It pains me, however despite my assertion that Gluten-Free is NOT the New Black, it still seems to be. Although the evidence indicates otherwise, consumers continue to believe following a gluten-free diet will lead to weight loss. In reality, gluten-free products are usually higher in calories and carbohydrates and lower in nutrients than gluten-containing alternatives. The high glycemic index and refined nature of gluten grains may even support weight gain.
My other favorite, the paleo diet, is also here to stay.
Back to the future
The banishment of gluten and adoption of the Paleolithic lifestyle has led to the re-emergence of ancient grains, such as amaranth, quinoa, spelt, and freekeh. Amaranth and quinoa are gluten-free, however they provide less nutritional value than the gluten-containing spelt and freekeh – which are higher in fiber and protein.
How are we matching up?
Consumers tend to compare their health status against that of their friends, family, and, naturally, famous people. Keep in mind, the image you see in the mirror is real, and the one you see on Instagram is fake. Life doesn’t come with a Valencia filter, and neither do you.
MyPlate (myplate.gov), the USDA guide for healthy eating, remains an important tool used by dietitians, and available to the individual, to track nutrition and log daily intake. There’s even an app, because we’re all lazy.
Speaking of which….
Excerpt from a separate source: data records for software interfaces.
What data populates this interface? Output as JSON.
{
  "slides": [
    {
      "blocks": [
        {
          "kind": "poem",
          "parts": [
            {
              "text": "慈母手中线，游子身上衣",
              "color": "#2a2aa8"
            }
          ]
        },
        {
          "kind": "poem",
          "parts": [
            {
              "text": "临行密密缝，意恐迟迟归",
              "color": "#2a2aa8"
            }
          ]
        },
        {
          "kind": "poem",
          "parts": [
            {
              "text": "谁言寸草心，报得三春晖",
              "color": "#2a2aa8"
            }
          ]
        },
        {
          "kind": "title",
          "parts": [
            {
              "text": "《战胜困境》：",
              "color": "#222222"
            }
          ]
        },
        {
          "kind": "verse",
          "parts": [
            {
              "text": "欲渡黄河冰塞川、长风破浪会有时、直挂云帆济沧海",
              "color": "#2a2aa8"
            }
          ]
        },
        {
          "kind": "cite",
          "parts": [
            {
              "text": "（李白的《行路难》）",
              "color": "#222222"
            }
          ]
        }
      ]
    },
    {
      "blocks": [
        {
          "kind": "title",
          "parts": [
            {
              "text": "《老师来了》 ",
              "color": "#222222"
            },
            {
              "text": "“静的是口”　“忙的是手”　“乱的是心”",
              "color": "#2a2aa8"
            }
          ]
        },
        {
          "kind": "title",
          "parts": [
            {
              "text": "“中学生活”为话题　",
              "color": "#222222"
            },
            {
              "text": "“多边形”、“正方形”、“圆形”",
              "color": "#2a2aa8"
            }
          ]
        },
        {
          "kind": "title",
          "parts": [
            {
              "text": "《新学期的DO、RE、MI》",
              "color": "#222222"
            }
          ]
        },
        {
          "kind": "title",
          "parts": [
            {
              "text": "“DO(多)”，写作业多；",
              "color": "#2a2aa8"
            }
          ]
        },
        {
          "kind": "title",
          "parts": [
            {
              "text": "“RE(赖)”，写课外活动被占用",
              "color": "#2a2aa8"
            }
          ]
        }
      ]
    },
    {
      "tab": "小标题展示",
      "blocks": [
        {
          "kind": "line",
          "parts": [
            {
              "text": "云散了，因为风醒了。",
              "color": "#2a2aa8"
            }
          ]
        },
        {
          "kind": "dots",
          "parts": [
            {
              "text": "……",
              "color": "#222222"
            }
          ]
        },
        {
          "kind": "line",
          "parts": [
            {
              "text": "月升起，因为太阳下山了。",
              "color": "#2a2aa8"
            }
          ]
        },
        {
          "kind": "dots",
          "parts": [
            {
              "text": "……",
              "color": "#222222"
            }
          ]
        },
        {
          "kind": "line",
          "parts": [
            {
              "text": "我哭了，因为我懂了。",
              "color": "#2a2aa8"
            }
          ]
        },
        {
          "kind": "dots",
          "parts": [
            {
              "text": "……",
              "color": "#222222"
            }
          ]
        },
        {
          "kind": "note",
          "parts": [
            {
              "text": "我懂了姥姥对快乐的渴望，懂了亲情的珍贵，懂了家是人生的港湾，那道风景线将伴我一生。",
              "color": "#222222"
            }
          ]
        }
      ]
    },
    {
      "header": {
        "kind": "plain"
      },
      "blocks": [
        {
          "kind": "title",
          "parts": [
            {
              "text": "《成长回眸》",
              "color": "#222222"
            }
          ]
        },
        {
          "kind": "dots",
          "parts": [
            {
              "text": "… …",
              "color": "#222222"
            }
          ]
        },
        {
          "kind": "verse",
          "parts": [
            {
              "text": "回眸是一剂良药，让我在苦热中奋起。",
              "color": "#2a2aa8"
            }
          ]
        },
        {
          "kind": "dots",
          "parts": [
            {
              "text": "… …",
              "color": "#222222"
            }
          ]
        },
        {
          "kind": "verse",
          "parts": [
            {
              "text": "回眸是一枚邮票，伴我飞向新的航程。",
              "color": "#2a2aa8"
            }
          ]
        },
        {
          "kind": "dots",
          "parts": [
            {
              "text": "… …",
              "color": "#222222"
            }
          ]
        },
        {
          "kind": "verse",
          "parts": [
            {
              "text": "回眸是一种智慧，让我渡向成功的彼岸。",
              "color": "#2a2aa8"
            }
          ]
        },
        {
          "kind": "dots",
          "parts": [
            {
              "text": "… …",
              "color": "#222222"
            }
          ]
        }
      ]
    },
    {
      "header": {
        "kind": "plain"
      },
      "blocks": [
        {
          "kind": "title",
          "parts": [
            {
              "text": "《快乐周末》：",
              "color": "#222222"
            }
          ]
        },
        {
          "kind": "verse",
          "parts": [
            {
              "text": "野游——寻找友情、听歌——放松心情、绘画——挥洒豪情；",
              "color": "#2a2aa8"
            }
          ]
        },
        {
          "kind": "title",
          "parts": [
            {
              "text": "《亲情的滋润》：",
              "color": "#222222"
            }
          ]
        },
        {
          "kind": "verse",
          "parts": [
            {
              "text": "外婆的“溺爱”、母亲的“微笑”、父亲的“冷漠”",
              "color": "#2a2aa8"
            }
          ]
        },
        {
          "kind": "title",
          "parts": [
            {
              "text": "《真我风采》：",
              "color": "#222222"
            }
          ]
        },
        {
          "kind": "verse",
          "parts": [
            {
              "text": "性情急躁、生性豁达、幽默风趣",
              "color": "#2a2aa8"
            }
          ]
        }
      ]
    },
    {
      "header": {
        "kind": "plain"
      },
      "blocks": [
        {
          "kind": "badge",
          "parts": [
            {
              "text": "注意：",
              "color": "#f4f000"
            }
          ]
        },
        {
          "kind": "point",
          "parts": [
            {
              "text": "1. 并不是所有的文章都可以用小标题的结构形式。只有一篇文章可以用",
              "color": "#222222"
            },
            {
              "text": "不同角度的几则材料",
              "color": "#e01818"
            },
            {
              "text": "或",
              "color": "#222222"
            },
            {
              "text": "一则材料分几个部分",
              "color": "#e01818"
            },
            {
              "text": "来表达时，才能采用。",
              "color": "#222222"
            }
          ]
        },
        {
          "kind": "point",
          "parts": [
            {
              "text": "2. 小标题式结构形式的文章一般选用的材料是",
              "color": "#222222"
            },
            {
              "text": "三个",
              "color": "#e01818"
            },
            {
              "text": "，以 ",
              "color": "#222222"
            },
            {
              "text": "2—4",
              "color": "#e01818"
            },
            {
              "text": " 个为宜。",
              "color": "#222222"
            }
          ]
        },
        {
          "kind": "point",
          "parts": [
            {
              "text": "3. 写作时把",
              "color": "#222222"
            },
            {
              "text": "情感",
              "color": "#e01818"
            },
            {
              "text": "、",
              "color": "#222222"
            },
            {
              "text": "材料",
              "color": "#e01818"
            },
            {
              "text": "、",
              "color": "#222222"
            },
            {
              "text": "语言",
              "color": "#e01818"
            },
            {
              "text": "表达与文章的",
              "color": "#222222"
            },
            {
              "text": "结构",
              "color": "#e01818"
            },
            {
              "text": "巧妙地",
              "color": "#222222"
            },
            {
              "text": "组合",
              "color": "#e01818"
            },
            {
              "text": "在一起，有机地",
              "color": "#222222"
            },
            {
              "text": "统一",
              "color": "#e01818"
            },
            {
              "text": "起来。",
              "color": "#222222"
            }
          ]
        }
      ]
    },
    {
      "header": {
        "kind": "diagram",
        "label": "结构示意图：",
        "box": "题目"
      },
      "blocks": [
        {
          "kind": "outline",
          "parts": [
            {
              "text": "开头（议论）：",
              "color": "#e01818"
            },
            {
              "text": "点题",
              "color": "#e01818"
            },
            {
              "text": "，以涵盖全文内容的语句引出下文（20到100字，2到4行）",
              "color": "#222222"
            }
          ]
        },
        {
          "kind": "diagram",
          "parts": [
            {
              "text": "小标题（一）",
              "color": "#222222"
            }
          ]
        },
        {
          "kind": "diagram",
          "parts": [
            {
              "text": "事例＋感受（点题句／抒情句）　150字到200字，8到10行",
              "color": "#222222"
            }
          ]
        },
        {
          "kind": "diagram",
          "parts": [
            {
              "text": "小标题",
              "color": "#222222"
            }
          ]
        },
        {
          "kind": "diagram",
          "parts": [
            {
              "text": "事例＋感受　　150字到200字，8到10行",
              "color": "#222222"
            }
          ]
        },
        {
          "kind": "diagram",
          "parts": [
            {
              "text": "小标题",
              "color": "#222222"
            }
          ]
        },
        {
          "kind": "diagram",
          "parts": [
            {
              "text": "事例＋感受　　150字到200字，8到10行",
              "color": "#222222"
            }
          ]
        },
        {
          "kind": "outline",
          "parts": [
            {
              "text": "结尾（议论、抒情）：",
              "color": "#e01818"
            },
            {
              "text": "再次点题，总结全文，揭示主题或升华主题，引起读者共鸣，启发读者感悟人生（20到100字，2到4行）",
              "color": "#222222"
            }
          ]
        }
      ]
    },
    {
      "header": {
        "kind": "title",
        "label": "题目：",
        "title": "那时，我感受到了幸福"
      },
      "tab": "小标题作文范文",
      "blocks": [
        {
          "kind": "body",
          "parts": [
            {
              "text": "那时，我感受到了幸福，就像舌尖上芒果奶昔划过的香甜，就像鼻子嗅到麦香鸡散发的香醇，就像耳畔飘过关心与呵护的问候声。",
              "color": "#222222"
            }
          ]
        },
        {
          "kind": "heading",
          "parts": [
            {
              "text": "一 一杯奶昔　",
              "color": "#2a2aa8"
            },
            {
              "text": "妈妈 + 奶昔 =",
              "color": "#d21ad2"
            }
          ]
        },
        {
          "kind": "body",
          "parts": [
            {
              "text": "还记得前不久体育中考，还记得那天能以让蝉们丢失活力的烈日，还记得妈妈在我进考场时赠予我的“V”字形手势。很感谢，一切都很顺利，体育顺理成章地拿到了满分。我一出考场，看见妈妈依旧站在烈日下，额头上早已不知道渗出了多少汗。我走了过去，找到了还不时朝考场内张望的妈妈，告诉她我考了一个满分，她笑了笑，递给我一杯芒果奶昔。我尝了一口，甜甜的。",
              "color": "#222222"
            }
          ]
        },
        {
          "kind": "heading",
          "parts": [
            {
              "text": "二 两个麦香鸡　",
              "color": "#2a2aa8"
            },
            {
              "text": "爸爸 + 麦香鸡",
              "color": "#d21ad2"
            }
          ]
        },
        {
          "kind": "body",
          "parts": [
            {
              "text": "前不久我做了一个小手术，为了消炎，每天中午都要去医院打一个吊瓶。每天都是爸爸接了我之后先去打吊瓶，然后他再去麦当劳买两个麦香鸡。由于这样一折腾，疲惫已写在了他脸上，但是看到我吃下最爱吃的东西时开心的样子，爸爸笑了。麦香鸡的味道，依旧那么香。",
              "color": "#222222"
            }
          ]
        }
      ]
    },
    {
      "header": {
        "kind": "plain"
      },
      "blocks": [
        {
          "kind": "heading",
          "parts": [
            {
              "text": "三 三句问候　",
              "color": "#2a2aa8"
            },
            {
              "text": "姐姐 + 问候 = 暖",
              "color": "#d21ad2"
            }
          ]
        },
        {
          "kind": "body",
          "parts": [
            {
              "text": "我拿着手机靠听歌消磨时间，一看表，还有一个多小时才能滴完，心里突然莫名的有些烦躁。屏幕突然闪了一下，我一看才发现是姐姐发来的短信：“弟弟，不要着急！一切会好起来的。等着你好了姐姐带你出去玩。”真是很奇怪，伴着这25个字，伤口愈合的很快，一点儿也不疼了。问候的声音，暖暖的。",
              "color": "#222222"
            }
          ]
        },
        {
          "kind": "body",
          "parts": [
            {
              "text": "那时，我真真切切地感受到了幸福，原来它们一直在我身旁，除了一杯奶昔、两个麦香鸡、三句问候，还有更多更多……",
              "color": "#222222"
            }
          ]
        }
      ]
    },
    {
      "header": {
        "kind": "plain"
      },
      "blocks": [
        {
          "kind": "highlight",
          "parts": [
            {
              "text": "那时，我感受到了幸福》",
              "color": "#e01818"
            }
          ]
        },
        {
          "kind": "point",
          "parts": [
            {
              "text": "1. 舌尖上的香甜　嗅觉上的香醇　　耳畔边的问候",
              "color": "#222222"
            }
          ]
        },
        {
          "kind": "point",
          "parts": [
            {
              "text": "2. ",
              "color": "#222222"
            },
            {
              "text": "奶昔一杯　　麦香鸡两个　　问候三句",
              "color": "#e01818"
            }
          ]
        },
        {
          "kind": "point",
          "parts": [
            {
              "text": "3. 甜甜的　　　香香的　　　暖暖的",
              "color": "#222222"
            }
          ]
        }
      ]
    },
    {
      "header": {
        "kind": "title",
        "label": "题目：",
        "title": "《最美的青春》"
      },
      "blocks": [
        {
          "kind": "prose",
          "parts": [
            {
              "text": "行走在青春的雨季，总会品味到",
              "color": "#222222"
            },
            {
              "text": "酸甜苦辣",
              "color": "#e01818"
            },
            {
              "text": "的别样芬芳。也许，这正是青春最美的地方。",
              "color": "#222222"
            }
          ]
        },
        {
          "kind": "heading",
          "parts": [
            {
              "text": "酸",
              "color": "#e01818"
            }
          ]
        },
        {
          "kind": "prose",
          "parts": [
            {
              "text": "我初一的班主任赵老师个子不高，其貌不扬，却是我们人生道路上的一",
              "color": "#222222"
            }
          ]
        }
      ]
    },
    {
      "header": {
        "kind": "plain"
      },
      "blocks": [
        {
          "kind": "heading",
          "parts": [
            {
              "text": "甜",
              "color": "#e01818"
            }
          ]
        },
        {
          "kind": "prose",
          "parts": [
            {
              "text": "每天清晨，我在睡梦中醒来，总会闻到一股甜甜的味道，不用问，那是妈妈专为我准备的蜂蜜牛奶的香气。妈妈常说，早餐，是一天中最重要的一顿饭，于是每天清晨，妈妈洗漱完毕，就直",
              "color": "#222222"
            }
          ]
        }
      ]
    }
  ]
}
Couch potato or non-starchy veg? Good news, it appears fewer consumers will be complacent this year about being overweight. 26% of dietitians vs. 44% last year feel Americans will be okay with their unhealthy weight status. That’s a start.
Having it all
Since we’re all stressed, spoiled, and short on cash, consumers search for foods that meet their three basic needs: convenience, taste, and price.
Sometimes the trendier option has to be forgone for the more practical option. Story of my life. And my wardrobe.
Just like a man, blogs written by non-nutrition professionals cannot be trusted! They’ll say anything to get in your pants. And in the case of nutrition blogs written by non-credible sources, you may not be wearing the same size when you put them back on. Taking the wrong advice can leave you confused and in worse shape than before!
I cannot stress enough, the only people you should be taking dietary advice from are Registered Dietitians. Anyone else without the proper training and credentialing should not be consulted when it comes to your health. Visit www.eatright.org for the most up-to-date, evidence-based nutrition information, and to find a nutrition professional near you.
Let me leave you with this (gluten-free) grain of thought: When you follow different fashion trends your wardrobe changes; when you follow different diet trends your body changes.
Wouldn’t it be better to avoid all that fluctuation and adopt a balanced eating pattern, incorporating foods from all groups, to support long-term health and fitness? Maybe next year.